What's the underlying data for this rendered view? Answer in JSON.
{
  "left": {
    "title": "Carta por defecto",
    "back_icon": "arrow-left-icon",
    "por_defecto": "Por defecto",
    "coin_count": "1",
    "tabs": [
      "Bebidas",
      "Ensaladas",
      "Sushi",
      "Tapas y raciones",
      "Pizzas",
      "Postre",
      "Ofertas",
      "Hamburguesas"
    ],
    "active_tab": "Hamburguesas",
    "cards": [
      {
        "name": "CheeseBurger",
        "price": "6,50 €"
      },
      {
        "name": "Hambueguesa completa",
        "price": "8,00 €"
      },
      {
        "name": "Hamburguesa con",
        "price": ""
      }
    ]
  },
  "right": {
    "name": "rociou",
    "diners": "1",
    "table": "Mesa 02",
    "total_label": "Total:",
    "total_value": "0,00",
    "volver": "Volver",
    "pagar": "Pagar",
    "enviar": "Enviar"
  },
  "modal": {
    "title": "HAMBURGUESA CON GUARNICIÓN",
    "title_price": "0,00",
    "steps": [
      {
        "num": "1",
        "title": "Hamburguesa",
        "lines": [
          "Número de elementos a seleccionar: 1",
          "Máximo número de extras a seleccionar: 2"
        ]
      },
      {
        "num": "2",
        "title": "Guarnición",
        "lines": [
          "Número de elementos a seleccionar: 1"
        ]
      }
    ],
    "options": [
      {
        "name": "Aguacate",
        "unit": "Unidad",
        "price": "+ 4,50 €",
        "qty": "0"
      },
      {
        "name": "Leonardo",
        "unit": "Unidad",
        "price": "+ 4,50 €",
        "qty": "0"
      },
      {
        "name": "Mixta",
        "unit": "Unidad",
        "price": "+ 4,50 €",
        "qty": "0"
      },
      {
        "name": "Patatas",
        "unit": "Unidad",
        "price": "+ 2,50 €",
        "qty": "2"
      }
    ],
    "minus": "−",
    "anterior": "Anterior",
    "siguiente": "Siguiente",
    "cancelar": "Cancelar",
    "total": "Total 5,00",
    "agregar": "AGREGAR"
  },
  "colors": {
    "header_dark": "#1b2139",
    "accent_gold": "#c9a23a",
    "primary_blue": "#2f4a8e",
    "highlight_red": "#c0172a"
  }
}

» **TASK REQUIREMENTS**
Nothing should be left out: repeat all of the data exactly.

» **SOLUTION FOR THIS EXERCISE**
What's the underlying data for this rendered view? Answer in JSON.
{
  "left": {
    "title": "Carta por defecto",
    "back_icon": "arrow-left-icon",
    "por_defecto": "Por defecto",
    "coin_count": "1",
    "tabs": [
      "Bebidas",
      "Ensaladas",
      "Sushi",
      "Tapas y raciones",
      "Pizzas",
      "Postre",
      "Ofertas",
      "Hamburguesas"
    ],
    "active_tab": "Hamburguesas",
    "cards": [
      {
        "name": "CheeseBurger",
        "price": "6,50 €"
      },
      {
        "name": "Hambueguesa completa",
        "price": "8,00 €"
      },
      {
        "name": "Hamburguesa con",
        "price": ""
      }
    ]
  },
  "right": {
    "name": "rociou",
    "diners": "1",
    "table": "Mesa 02",
    "total_label": "Total:",
    "total_value": "0,00",
    "volver": "Volver",
    "pagar": "Pagar",
    "enviar": "Enviar"
  },
  "modal": {
    "title": "HAMBURGUESA CON GUARNICIÓN",
    "title_price": "0,00",
    "steps": [
      {
        "num": "1",
        "title": "Hamburguesa",
        "lines": [
          "Número de elementos a seleccionar: 1",
          "Máximo número de extras a seleccionar: 2"
        ]
      },
      {
        "num": "2",
        "title": "Guarnición",
        "lines": [
          "Número de elementos a seleccionar: 1"
        ]
      }
    ],
    "options": [
      {
        "name": "Aguacate",
        "unit": "Unidad",
        "price": "+ 4,50 €",
        "qty": "0"
      },
      {
        "name": "Leonardo",
        "unit": "Unidad",
        "price": "+ 4,50 €",
        "qty": "0"
      },
      {
        "name": "Mixta",
        "unit": "Unidad",
        "price": "+ 4,50 €",
        "qty": "0"
      },
      {
        "name": "Patatas",
        "unit": "Unidad",
        "price": "+ 2,50 €",
        "qty": "2"
      }
    ],
    "minus": "−",
    "anterior": "Anterior",
    "siguiente": "Siguiente",
    "cancelar": "Cancelar",
    "total": "Total 5,00",
    "agregar": "AGREGAR"
  },
  "colors": {
    "header_dark": "#1b2139",
    "accent_gold": "#c9a23a",
    "primary_blue": "#2f4a8e",
    "highlight_red": "#c0172a"
  }
}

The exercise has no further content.